• **Your goal**:
The result should be every line in the data below that carries the string "JSON".

• **Dataset excerpts**:
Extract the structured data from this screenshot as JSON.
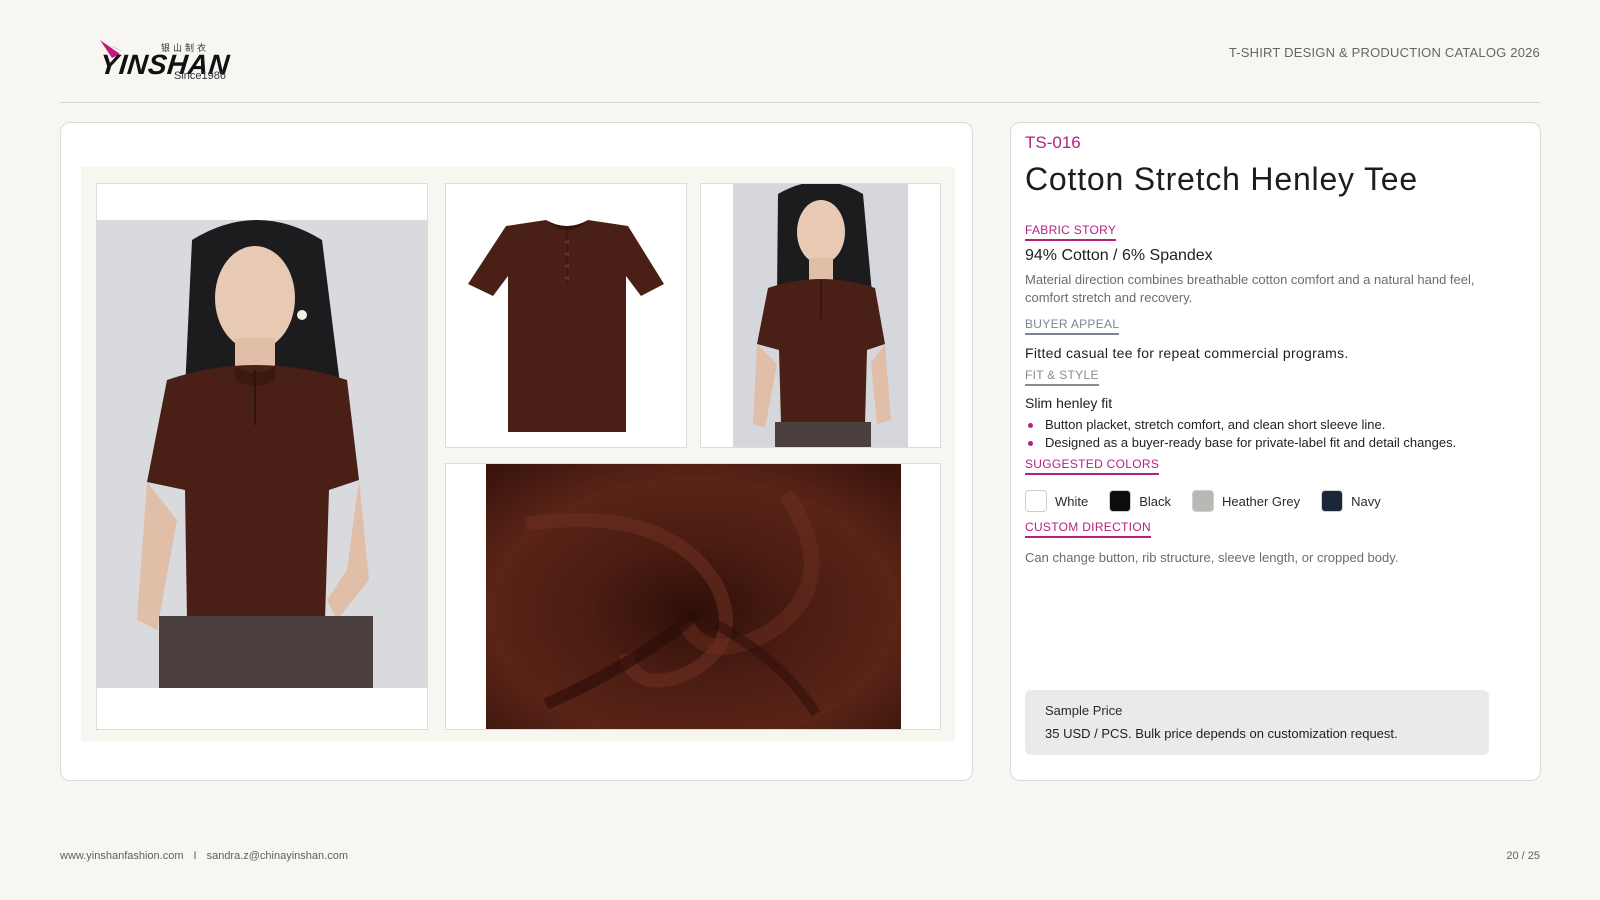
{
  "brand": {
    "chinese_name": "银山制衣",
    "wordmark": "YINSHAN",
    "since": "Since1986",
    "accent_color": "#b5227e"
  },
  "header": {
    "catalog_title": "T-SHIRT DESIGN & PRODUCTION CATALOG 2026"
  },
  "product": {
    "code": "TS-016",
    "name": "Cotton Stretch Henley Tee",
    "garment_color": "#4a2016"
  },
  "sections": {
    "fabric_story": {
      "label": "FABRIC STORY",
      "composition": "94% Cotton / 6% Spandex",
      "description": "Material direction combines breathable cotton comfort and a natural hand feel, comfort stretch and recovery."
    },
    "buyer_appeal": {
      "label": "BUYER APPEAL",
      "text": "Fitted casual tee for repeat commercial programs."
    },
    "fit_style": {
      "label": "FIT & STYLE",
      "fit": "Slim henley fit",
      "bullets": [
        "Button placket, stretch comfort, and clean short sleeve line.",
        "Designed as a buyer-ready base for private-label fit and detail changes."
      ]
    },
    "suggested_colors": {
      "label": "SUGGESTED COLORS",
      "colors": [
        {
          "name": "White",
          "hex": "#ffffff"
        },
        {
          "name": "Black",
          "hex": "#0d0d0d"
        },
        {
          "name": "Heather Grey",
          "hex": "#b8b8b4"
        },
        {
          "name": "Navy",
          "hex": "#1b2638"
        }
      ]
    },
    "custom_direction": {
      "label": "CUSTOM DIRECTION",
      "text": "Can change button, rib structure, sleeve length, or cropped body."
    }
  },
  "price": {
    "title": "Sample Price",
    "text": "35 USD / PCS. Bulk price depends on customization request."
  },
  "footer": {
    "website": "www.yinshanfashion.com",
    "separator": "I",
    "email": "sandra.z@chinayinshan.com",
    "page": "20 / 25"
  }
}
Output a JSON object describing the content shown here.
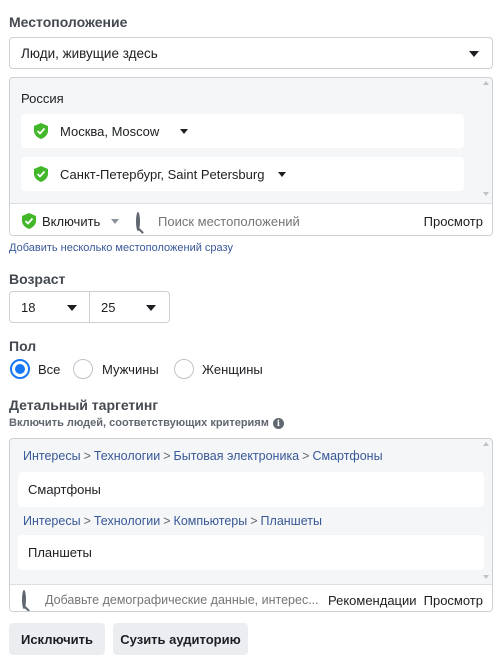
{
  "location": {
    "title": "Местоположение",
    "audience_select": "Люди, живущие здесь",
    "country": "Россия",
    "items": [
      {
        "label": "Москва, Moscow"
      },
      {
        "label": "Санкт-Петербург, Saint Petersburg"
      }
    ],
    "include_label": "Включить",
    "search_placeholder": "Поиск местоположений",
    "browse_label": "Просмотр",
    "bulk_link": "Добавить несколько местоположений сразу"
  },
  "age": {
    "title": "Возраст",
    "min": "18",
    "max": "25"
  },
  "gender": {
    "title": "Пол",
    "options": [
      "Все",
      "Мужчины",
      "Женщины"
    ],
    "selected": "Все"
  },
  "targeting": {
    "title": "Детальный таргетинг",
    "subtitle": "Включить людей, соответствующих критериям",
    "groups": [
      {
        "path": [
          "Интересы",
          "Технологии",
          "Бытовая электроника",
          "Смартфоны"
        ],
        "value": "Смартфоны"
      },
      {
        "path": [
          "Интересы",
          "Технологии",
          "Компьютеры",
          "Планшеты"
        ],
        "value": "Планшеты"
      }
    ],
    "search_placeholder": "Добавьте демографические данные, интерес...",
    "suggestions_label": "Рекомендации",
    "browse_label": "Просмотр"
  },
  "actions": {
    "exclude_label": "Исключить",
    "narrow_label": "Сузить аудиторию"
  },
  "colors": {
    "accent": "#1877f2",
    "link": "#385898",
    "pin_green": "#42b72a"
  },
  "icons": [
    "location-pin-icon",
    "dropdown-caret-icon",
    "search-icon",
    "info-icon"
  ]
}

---

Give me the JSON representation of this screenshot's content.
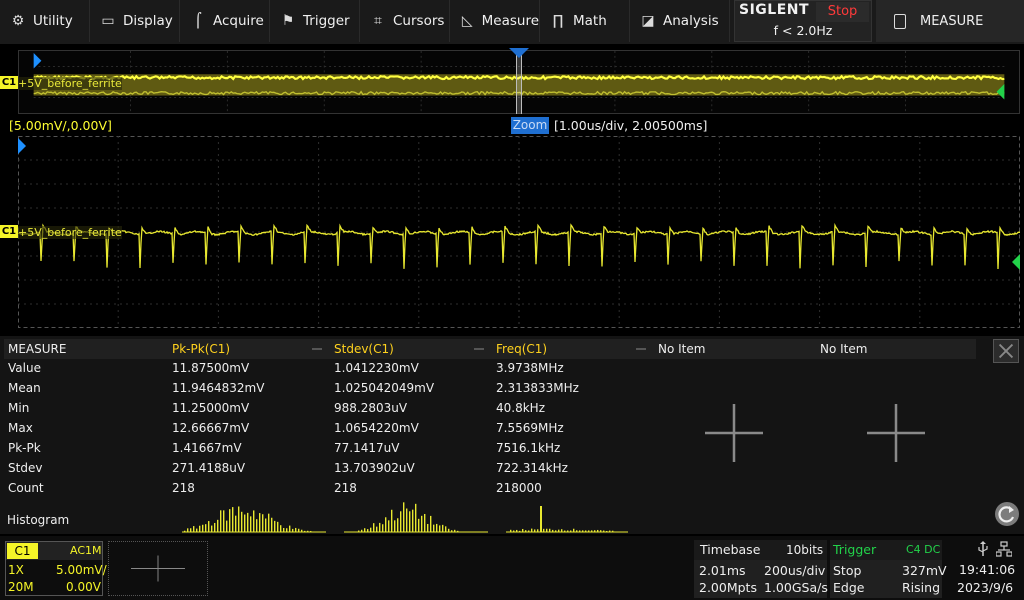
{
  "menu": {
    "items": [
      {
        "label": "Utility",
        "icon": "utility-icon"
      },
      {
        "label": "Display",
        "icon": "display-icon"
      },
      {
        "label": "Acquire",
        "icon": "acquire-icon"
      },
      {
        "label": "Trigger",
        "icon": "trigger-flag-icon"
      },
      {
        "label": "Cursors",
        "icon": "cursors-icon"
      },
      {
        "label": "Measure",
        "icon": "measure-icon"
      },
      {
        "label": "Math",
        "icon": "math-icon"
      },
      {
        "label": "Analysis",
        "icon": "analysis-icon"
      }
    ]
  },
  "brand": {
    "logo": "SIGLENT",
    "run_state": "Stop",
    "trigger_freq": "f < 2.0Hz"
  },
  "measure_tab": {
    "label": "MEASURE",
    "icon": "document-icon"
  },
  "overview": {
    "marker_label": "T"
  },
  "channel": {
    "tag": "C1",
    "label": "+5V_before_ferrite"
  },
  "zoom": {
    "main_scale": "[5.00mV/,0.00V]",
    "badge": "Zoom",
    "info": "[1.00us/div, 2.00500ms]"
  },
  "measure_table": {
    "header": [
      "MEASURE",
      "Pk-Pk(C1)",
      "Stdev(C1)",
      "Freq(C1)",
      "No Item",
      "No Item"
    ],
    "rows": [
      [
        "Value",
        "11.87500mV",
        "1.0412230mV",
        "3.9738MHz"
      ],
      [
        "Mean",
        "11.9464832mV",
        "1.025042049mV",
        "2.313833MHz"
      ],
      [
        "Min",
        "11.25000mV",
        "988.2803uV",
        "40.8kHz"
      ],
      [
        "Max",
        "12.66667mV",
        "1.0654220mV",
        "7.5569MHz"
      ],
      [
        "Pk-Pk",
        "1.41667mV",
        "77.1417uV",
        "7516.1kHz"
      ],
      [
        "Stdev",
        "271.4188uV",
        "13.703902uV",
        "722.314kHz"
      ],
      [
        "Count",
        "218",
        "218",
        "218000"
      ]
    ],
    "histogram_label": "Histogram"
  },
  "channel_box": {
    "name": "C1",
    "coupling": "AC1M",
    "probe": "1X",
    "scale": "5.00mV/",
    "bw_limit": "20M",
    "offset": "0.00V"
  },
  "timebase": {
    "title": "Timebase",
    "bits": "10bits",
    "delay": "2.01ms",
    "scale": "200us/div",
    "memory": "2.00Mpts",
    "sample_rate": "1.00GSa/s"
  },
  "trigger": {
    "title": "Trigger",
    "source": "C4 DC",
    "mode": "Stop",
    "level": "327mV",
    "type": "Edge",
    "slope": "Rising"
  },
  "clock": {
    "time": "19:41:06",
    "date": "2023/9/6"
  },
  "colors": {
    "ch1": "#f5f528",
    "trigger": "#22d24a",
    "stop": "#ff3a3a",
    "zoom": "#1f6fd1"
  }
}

• **Response to the task**:
Extract the structured data from this screenshot as JSON.
Output a JSON object describing the content shown here.
Give me the JSON representation of this screenshot's content.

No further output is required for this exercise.